> _DIRECTIONS FOR THIS TASK_
All of the data needs to come back exactly as written.

> _RECORDS SUPPLIED_

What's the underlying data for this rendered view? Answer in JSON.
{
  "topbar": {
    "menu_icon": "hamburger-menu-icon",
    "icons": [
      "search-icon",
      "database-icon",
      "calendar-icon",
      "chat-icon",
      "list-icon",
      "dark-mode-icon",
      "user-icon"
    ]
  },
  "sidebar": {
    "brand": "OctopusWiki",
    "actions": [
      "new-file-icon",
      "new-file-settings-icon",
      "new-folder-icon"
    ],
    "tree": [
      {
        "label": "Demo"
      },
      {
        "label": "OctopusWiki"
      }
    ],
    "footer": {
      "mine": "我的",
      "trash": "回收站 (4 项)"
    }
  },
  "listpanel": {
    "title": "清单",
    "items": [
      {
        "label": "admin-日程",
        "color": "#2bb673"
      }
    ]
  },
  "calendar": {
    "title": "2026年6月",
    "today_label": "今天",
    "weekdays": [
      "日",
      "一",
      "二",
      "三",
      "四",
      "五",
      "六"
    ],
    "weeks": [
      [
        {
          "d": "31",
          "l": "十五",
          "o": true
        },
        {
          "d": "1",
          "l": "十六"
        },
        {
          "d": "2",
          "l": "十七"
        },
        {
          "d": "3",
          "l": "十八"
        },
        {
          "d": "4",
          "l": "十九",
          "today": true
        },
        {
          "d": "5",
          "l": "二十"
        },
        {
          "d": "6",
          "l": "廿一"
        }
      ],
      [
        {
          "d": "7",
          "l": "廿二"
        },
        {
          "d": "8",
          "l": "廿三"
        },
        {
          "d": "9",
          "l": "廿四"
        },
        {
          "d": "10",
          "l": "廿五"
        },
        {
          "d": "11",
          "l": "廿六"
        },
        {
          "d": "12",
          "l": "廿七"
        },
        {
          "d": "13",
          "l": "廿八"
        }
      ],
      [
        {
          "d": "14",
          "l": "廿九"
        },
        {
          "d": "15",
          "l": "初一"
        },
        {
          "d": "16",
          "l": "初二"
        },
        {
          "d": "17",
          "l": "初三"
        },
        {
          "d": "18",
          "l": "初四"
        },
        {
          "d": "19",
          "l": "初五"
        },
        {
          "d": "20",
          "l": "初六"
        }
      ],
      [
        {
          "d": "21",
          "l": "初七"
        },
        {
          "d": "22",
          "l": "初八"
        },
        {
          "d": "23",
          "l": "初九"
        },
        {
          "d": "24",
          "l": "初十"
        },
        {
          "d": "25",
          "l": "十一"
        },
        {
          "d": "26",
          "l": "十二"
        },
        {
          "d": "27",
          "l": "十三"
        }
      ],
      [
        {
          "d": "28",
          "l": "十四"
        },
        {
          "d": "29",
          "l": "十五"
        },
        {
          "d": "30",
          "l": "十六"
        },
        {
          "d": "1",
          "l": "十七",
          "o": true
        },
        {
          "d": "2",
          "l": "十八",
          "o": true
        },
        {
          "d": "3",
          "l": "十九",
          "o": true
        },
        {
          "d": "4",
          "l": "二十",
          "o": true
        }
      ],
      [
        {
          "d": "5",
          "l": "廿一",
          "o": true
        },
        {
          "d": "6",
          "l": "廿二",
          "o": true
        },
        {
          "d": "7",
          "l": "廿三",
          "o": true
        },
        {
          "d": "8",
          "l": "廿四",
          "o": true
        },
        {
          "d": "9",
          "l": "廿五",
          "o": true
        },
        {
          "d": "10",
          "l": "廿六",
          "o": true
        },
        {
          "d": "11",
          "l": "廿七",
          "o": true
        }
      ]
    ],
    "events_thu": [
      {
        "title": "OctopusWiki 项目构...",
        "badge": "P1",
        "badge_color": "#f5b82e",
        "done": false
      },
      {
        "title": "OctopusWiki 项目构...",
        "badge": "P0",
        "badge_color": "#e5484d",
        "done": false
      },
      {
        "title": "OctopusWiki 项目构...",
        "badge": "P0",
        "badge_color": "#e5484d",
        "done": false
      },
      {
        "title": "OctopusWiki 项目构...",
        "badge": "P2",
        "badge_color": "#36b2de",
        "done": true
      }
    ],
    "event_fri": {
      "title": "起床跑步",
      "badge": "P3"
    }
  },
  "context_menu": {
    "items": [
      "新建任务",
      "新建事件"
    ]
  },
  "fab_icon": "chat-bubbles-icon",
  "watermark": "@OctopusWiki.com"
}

> _ANSWER SECTION_
What's the underlying data for this rendered view? Answer in JSON.
{
  "topbar": {
    "menu_icon": "hamburger-menu-icon",
    "icons": [
      "search-icon",
      "database-icon",
      "calendar-icon",
      "chat-icon",
      "list-icon",
      "dark-mode-icon",
      "user-icon"
    ]
  },
  "sidebar": {
    "brand": "OctopusWiki",
    "actions": [
      "new-file-icon",
      "new-file-settings-icon",
      "new-folder-icon"
    ],
    "tree": [
      {
        "label": "Demo"
      },
      {
        "label": "OctopusWiki"
      }
    ],
    "footer": {
      "mine": "我的",
      "trash": "回收站 (4 项)"
    }
  },
  "listpanel": {
    "title": "清单",
    "items": [
      {
        "label": "admin-日程",
        "color": "#2bb673"
      }
    ]
  },
  "calendar": {
    "title": "2026年6月",
    "today_label": "今天",
    "weekdays": [
      "日",
      "一",
      "二",
      "三",
      "四",
      "五",
      "六"
    ],
    "weeks": [
      [
        {
          "d": "31",
          "l": "十五",
          "o": true
        },
        {
          "d": "1",
          "l": "十六"
        },
        {
          "d": "2",
          "l": "十七"
        },
        {
          "d": "3",
          "l": "十八"
        },
        {
          "d": "4",
          "l": "十九",
          "today": true
        },
        {
          "d": "5",
          "l": "二十"
        },
        {
          "d": "6",
          "l": "廿一"
        }
      ],
      [
        {
          "d": "7",
          "l": "廿二"
        },
        {
          "d": "8",
          "l": "廿三"
        },
        {
          "d": "9",
          "l": "廿四"
        },
        {
          "d": "10",
          "l": "廿五"
        },
        {
          "d": "11",
          "l": "廿六"
        },
        {
          "d": "12",
          "l": "廿七"
        },
        {
          "d": "13",
          "l": "廿八"
        }
      ],
      [
        {
          "d": "14",
          "l": "廿九"
        },
        {
          "d": "15",
          "l": "初一"
        },
        {
          "d": "16",
          "l": "初二"
        },
        {
          "d": "17",
          "l": "初三"
        },
        {
          "d": "18",
          "l": "初四"
        },
        {
          "d": "19",
          "l": "初五"
        },
        {
          "d": "20",
          "l": "初六"
        }
      ],
      [
        {
          "d": "21",
          "l": "初七"
        },
        {
          "d": "22",
          "l": "初八"
        },
        {
          "d": "23",
          "l": "初九"
        },
        {
          "d": "24",
          "l": "初十"
        },
        {
          "d": "25",
          "l": "十一"
        },
        {
          "d": "26",
          "l": "十二"
        },
        {
          "d": "27",
          "l": "十三"
        }
      ],
      [
        {
          "d": "28",
          "l": "十四"
        },
        {
          "d": "29",
          "l": "十五"
        },
        {
          "d": "30",
          "l": "十六"
        },
        {
          "d": "1",
          "l": "十七",
          "o": true
        },
        {
          "d": "2",
          "l": "十八",
          "o": true
        },
        {
          "d": "3",
          "l": "十九",
          "o": true
        },
        {
          "d": "4",
          "l": "二十",
          "o": true
        }
      ],
      [
        {
          "d": "5",
          "l": "廿一",
          "o": true
        },
        {
          "d": "6",
          "l": "廿二",
          "o": true
        },
        {
          "d": "7",
          "l": "廿三",
          "o": true
        },
        {
          "d": "8",
          "l": "廿四",
          "o": true
        },
        {
          "d": "9",
          "l": "廿五",
          "o": true
        },
        {
          "d": "10",
          "l": "廿六",
          "o": true
        },
        {
          "d": "11",
          "l": "廿七",
          "o": true
        }
      ]
    ],
    "events_thu": [
      {
        "title": "OctopusWiki 项目构...",
        "badge": "P1",
        "badge_color": "#f5b82e",
        "done": false
      },
      {
        "title": "OctopusWiki 项目构...",
        "badge": "P0",
        "badge_color": "#e5484d",
        "done": false
      },
      {
        "title": "OctopusWiki 项目构...",
        "badge": "P0",
        "badge_color": "#e5484d",
        "done": false
      },
      {
        "title": "OctopusWiki 项目构...",
        "badge": "P2",
        "badge_color": "#36b2de",
        "done": true
      }
    ],
    "event_fri": {
      "title": "起床跑步",
      "badge": "P3"
    }
  },
  "context_menu": {
    "items": [
      "新建任务",
      "新建事件"
    ]
  },
  "fab_icon": "chat-bubbles-icon",
  "watermark": "@OctopusWiki.com"
}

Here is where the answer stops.